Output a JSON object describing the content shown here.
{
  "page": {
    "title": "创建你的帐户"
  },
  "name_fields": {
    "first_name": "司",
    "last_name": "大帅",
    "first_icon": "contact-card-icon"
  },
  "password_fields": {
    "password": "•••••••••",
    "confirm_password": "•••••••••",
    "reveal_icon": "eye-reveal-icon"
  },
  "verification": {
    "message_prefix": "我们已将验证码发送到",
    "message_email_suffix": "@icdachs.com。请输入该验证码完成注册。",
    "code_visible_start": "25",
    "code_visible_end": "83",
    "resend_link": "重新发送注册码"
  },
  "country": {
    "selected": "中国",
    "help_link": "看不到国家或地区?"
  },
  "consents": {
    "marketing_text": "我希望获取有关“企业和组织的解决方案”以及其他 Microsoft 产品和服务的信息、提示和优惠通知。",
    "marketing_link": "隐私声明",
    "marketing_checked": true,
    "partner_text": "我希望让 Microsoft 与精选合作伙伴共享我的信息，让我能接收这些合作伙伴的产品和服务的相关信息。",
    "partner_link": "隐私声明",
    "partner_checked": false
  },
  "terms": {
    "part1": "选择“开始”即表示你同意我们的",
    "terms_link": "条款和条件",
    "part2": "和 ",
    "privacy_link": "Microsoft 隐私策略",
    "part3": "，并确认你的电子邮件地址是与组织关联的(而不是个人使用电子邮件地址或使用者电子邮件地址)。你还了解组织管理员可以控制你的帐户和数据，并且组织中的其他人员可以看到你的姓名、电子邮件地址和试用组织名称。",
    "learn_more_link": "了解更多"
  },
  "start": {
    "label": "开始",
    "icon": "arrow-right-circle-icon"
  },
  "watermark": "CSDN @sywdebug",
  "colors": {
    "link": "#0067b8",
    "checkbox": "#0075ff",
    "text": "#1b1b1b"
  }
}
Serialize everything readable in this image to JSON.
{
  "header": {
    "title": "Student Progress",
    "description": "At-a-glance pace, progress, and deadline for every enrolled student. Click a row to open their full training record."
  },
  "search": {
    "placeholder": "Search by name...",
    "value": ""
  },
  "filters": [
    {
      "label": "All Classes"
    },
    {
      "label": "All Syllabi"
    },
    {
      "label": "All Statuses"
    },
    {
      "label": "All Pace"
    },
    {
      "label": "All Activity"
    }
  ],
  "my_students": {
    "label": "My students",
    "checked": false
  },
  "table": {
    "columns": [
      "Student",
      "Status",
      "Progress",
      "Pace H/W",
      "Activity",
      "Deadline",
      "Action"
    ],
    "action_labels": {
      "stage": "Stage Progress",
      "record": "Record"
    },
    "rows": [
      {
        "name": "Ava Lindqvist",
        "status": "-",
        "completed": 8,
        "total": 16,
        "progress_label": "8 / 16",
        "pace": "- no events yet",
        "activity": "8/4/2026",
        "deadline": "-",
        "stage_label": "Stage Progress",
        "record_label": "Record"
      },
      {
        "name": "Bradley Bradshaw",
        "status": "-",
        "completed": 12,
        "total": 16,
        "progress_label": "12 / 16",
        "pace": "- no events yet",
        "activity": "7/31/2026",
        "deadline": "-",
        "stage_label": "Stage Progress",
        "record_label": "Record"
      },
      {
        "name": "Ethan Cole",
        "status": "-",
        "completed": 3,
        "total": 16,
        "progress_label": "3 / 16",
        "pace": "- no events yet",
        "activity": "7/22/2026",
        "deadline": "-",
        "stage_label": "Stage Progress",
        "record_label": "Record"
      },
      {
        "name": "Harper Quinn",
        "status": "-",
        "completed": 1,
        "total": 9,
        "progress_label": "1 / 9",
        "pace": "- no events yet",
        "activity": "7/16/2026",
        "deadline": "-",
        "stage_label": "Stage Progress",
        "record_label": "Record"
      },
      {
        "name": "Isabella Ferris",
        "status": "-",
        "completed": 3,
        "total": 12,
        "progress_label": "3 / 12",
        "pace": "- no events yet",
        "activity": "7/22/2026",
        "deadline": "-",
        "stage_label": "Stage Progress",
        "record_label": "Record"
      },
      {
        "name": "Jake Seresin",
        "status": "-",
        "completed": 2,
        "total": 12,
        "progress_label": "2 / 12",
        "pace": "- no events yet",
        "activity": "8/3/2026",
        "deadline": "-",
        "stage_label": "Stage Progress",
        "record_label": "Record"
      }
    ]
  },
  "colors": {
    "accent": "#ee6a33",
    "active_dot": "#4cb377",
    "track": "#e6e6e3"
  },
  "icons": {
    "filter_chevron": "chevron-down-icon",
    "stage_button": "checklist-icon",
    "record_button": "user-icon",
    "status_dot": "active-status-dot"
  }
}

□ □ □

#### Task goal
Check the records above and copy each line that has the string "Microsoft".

#### Response
    "marketing_text": "我希望获取有关“企业和组织的解决方案”以及其他 Microsoft 产品和服务的信息、提示和优惠通知。",
    "partner_text": "我希望让 Microsoft 与精选合作伙伴共享我的信息，让我能接收这些合作伙伴的产品和服务的相关信息。",
    "privacy_link": "Microsoft 隐私策略",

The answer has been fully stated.